Scientists probe DNA to create game-changing strain of mildew resistant cannabis
University of B.C. researchers are on the hunt for genes that protect cannabis from the destructive ravages of powdery mildew, which will be a game-changer for commercial growers.
Loren Rieseberg and Marco Todesco are comparing the natural resistance with four mildew strains in about 500 different cannabis cultivars maintained by Aurora Cannabis.
“These are the strains of mildew that are commonly found in Canadian greenhouses,” said Rieseberg.
Grey mould — known in the industry as bud rot — can quickly devastate a cannabis crop. Only a tiny fraction of infected plants will recover from an infection.
Although the project will require massive computing power to sort through genetic information, finding candidate cultivars is relatively simple.
“You just infect the plants by sprinkling them with mildew spores and see if they become diseased,” he said.

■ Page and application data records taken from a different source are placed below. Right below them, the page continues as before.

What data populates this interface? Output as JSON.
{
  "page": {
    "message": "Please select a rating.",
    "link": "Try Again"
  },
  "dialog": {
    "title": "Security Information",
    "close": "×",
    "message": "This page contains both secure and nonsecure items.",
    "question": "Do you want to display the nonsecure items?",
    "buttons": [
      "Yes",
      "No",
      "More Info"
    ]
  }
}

Once the researchers identify the most resistant cannabis varieties, they will sequence the genomes of the best candidates and compare them with identified genes and genetic variants associated with resistance. The genetic variants that are strongly associated with broad resistance to mildew and specific resistance to the most damaging mildew strains can quickly be incorporated into Aurora’s breeding program.

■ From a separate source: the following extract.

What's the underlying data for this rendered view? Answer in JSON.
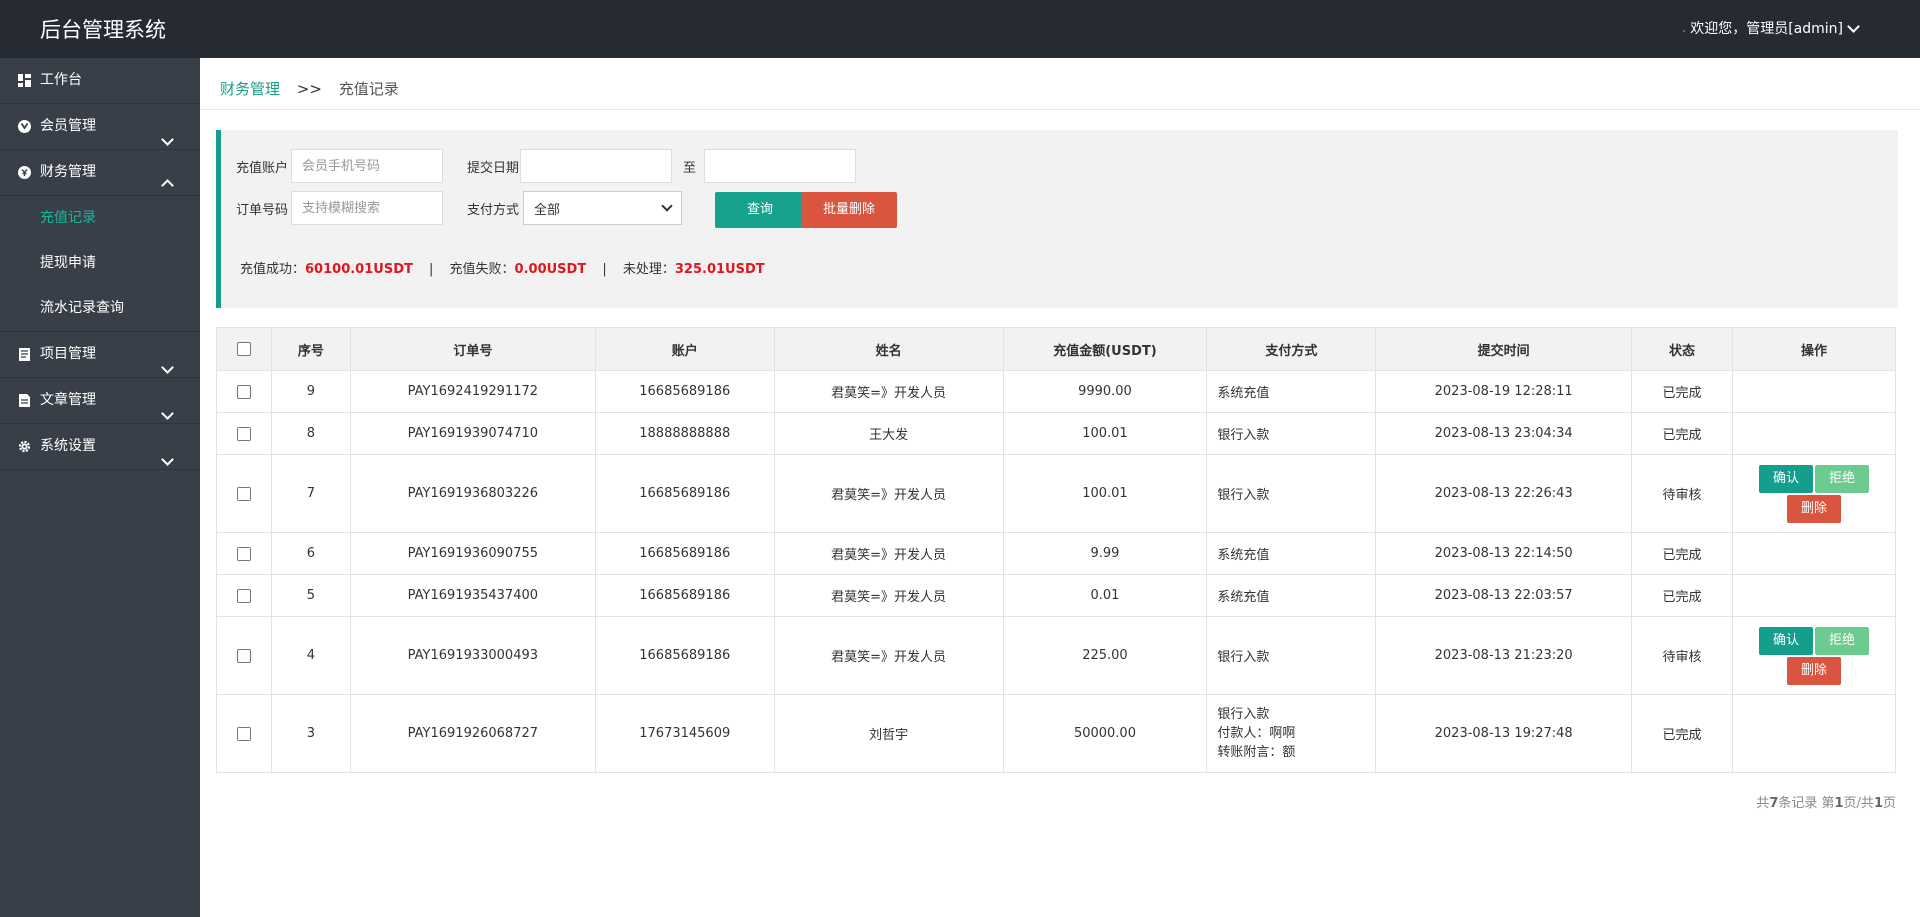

“Cannabis is a terrible crop in the sense that it’s not particularly resistant to disease and insects,” said Rieseberg.
The focus of breeders has always been to make cannabis a more potent intoxicant rather than making a resilient plant. As a result, the most highly prized strains of cannabis are relatively feeble plants, requiring strict control of light and humidity usually in a greenhouse-like environment.
Better cannabis strains would greatly reduce losses due to disease, according to a statement from Genome B.C.
The $4.2-million project — Fast-Track Breeding of Powdery Mildew-Resistant Cannabis — is jointly funded by Aurora, Genome B.C. and Genome Canada.
Because cannabis is ingested or inhaled, commercial growers are forbidden from using most chemical pesticides, and testing for residues of those products is strict.
“For something like powdery mildew, there is a strong incentive to develop really strong genetic resistance,” he said.
Studies of illicit cannabis have found pesticide residues, heavy metals and microbes in products intended to be smoked or eaten.
Commercial growers are reluctant to use genetic engineering to introduce desired traits into their crops, anticipating resistance to genetically modified organisms in their target markets, Rieseberg said.
The genomic data from the project will be made public for other researchers to use. The same sequences used to find genes associated with mildew resistance could also be used to identify and enhance other traits.
“I’ve been told by cultivators that different strains require different growing conditions, but obviously it would be more efficient if they could all be grown the same way,” he said. “The idea would be to make it into a crop more like tomatoes.
“Right now we are focused on mildew, because that is the industry’s biggest problem, but once the genomic data is developed, you could apply it to any sort of trait you want to target,” he said.